— TASK STATEMENT —
Every line below that holds the string "JSON" should be copied.

[Stored items from a collection]
********************
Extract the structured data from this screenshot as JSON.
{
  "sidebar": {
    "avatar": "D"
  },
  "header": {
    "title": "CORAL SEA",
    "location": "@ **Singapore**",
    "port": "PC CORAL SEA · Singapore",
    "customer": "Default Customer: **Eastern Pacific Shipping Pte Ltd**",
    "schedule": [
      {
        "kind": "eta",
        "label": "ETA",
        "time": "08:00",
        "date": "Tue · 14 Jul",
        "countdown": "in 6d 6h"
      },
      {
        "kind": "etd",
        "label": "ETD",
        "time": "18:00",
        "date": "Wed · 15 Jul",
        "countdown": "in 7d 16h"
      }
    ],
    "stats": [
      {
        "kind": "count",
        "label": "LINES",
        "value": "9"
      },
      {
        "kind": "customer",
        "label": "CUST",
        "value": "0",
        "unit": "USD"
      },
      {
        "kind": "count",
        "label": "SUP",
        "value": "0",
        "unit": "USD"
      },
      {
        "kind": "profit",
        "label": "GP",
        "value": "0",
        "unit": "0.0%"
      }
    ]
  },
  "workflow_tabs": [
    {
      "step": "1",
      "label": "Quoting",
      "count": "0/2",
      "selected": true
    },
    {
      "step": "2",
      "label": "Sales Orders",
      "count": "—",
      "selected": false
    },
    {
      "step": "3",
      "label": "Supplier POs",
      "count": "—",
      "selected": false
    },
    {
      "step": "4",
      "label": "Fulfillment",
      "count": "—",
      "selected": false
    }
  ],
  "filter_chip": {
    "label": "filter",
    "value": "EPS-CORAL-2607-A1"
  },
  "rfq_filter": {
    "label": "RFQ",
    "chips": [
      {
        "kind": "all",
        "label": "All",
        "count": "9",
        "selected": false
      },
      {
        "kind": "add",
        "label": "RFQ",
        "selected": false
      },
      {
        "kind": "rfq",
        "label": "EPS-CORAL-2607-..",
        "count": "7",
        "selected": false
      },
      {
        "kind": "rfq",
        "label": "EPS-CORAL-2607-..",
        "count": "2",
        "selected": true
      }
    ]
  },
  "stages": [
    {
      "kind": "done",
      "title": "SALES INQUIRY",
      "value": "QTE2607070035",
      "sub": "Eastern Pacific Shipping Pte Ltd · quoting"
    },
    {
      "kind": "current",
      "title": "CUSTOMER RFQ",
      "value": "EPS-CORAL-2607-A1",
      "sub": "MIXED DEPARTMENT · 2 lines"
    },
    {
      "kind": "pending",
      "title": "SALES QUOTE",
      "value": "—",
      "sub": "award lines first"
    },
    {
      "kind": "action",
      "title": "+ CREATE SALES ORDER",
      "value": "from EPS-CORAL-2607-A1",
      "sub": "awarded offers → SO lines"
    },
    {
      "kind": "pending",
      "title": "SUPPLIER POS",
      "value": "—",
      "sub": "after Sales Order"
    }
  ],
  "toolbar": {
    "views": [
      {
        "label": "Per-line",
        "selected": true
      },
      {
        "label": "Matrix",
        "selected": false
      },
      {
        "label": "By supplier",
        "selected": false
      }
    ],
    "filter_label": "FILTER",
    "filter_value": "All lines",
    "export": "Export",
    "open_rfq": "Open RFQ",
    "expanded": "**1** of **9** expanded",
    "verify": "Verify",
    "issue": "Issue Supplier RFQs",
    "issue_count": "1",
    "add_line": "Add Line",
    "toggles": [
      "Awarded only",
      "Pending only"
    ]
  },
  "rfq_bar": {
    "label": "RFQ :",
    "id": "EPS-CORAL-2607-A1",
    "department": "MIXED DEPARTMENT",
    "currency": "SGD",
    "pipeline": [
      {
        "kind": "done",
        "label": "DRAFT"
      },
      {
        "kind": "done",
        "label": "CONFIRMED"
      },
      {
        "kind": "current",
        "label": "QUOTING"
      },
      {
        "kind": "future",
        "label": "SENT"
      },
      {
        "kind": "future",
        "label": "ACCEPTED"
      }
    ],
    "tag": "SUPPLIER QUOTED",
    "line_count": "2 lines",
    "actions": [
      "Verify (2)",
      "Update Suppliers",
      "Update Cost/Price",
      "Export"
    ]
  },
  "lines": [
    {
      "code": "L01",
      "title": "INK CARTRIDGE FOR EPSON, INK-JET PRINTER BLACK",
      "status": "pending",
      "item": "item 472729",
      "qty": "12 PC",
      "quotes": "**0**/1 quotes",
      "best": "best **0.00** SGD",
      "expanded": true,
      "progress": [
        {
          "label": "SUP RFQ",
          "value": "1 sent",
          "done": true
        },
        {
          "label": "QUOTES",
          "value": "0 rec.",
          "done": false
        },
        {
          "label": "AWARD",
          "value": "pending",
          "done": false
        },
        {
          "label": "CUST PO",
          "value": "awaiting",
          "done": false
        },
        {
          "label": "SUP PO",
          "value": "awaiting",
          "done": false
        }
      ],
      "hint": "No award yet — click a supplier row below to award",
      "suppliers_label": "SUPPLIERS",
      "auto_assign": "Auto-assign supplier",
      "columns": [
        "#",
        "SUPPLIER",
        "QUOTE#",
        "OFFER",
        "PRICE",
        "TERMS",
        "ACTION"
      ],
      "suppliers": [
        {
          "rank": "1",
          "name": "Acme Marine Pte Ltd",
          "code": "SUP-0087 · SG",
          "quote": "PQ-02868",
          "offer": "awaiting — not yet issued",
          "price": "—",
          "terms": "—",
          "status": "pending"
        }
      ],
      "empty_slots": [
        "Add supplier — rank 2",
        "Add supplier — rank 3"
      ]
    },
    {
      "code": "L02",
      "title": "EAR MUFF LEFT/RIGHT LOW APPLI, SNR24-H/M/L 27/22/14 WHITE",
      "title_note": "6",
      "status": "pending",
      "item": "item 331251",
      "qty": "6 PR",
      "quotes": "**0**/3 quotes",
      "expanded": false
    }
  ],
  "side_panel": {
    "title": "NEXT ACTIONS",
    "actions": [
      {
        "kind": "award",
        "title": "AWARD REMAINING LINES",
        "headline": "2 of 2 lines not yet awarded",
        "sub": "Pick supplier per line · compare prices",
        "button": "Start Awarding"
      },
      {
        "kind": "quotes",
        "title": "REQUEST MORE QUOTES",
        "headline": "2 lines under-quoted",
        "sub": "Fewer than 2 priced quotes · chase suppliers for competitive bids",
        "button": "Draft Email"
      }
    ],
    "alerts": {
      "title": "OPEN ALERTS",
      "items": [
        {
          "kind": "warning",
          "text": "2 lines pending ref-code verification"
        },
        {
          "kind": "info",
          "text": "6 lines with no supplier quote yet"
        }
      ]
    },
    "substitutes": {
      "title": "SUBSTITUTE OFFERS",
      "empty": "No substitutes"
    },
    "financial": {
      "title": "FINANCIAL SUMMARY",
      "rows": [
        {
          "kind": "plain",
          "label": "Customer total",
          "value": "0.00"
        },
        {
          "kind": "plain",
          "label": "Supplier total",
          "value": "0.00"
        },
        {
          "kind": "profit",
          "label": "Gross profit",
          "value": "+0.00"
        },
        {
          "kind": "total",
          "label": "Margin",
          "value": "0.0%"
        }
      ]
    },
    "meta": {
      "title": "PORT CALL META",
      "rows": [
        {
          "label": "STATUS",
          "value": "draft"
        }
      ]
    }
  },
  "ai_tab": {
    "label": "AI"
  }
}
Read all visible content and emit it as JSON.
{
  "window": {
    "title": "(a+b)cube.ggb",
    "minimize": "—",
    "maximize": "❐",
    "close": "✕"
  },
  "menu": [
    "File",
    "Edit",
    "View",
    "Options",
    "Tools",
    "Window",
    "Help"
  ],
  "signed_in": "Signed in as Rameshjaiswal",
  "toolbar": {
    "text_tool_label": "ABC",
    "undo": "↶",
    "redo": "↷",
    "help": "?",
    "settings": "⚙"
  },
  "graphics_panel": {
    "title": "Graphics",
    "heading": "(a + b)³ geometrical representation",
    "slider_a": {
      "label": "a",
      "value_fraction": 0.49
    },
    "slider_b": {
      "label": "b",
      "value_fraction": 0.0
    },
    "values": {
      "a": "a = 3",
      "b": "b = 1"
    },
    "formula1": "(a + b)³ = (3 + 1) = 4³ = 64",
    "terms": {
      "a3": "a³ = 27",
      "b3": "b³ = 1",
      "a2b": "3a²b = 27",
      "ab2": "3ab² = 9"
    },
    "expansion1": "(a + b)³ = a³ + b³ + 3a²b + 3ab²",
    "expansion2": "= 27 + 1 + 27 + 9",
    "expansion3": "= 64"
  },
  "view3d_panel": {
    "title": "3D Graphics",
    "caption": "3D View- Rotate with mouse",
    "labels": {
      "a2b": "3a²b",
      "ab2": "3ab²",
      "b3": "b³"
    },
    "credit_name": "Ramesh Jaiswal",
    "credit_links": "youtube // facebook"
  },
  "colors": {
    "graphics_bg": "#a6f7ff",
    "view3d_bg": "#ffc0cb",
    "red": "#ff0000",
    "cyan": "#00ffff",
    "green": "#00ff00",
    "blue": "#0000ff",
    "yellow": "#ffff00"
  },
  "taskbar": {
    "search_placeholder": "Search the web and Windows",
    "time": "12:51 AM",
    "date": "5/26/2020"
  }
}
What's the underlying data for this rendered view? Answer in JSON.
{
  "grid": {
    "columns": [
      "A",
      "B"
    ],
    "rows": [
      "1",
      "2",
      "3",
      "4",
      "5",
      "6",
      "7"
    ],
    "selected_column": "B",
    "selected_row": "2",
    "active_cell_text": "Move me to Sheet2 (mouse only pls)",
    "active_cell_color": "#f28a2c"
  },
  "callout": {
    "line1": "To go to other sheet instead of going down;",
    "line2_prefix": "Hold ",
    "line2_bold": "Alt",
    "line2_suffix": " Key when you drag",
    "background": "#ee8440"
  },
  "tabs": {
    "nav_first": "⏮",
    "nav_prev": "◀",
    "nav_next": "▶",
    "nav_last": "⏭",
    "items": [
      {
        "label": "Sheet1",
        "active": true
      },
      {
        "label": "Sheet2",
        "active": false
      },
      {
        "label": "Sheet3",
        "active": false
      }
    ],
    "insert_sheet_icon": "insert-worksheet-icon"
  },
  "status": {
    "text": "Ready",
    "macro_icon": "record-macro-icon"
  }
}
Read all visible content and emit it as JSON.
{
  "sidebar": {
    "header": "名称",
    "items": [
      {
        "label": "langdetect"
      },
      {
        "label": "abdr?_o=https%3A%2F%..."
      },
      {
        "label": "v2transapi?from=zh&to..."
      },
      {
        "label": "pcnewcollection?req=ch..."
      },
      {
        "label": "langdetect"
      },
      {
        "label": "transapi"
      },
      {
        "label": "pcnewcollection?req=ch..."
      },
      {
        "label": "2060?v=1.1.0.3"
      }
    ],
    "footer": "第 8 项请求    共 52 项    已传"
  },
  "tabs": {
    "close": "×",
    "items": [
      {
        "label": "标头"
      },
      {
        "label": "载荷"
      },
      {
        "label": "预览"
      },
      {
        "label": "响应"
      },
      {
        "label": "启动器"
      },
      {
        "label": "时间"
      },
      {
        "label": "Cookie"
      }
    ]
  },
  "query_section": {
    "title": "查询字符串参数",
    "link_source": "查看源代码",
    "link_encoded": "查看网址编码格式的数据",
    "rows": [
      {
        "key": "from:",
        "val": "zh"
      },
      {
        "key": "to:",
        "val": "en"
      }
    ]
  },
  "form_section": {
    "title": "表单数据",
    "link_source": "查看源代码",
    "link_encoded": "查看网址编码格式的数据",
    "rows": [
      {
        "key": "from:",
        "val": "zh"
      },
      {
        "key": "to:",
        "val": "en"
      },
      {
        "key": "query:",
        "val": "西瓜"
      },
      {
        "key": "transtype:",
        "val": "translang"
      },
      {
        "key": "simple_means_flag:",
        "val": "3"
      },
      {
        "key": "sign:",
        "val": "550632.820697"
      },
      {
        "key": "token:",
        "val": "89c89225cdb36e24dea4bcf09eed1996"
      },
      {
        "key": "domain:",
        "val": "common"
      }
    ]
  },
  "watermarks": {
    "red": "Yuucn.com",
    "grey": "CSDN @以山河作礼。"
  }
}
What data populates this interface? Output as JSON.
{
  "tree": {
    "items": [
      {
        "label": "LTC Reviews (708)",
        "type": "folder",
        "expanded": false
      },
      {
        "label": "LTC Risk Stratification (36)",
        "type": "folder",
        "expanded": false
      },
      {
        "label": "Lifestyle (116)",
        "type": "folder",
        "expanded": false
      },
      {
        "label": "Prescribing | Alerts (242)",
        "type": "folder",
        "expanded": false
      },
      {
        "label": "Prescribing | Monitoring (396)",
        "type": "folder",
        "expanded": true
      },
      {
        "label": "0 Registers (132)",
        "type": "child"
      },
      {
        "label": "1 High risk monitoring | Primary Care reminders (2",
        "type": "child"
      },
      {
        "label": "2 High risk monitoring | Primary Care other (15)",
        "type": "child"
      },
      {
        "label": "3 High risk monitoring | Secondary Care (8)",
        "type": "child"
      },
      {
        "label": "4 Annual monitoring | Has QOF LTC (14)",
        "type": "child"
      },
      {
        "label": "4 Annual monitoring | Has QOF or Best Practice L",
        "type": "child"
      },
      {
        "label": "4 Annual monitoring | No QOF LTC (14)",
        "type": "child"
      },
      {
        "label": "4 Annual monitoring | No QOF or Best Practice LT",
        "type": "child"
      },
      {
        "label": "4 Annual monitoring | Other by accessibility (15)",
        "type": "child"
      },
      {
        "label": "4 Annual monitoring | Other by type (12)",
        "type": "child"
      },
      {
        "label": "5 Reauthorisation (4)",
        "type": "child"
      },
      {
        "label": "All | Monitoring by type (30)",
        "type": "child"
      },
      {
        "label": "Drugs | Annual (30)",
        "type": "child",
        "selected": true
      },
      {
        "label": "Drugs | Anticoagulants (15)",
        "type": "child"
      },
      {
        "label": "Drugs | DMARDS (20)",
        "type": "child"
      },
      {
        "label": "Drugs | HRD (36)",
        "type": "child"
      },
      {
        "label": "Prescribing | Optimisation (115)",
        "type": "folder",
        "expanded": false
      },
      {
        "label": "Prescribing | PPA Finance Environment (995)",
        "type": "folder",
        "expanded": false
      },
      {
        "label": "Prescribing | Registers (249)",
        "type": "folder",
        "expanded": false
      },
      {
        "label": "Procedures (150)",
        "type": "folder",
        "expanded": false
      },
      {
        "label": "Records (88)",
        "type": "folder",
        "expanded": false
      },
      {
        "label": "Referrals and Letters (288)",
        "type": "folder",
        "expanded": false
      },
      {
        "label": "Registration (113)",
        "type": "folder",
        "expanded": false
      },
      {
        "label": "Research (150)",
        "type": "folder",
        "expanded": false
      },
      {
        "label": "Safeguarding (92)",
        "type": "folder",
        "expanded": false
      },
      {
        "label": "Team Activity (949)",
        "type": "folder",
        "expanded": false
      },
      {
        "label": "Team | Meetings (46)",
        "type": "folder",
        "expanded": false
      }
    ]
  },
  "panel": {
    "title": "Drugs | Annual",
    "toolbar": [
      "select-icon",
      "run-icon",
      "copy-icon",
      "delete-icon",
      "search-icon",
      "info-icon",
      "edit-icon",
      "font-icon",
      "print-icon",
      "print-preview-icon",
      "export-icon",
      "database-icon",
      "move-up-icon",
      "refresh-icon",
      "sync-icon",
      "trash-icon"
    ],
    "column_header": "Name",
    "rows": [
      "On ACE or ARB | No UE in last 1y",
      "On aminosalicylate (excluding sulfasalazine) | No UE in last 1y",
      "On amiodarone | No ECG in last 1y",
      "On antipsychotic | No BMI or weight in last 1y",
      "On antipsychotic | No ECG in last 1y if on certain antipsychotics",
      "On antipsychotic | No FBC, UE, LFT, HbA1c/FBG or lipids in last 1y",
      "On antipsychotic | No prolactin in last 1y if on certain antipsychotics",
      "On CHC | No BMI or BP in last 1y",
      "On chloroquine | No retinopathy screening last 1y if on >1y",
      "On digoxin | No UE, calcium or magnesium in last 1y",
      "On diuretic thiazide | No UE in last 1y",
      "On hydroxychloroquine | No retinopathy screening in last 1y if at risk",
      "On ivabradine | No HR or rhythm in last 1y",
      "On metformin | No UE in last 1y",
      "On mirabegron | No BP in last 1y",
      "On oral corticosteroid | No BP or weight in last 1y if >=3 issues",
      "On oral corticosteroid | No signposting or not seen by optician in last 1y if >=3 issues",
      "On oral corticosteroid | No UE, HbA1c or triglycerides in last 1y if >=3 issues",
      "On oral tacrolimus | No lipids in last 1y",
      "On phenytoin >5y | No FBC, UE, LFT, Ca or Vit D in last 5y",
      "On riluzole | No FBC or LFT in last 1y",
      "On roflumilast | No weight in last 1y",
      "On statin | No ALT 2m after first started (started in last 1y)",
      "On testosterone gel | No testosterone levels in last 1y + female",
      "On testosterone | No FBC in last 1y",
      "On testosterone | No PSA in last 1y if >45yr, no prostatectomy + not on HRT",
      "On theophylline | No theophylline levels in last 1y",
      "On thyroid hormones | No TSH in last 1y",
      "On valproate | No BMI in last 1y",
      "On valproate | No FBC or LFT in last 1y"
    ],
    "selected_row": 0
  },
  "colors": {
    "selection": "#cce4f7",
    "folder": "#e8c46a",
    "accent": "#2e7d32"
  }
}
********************
— RESPONSE AREA —
Extract the structured data from this screenshot as JSON.
Read all visible content and emit it as JSON.
What's the underlying data for this rendered view? Answer in JSON.
Read all visible content and emit it as JSON.
What data populates this interface? Output as JSON.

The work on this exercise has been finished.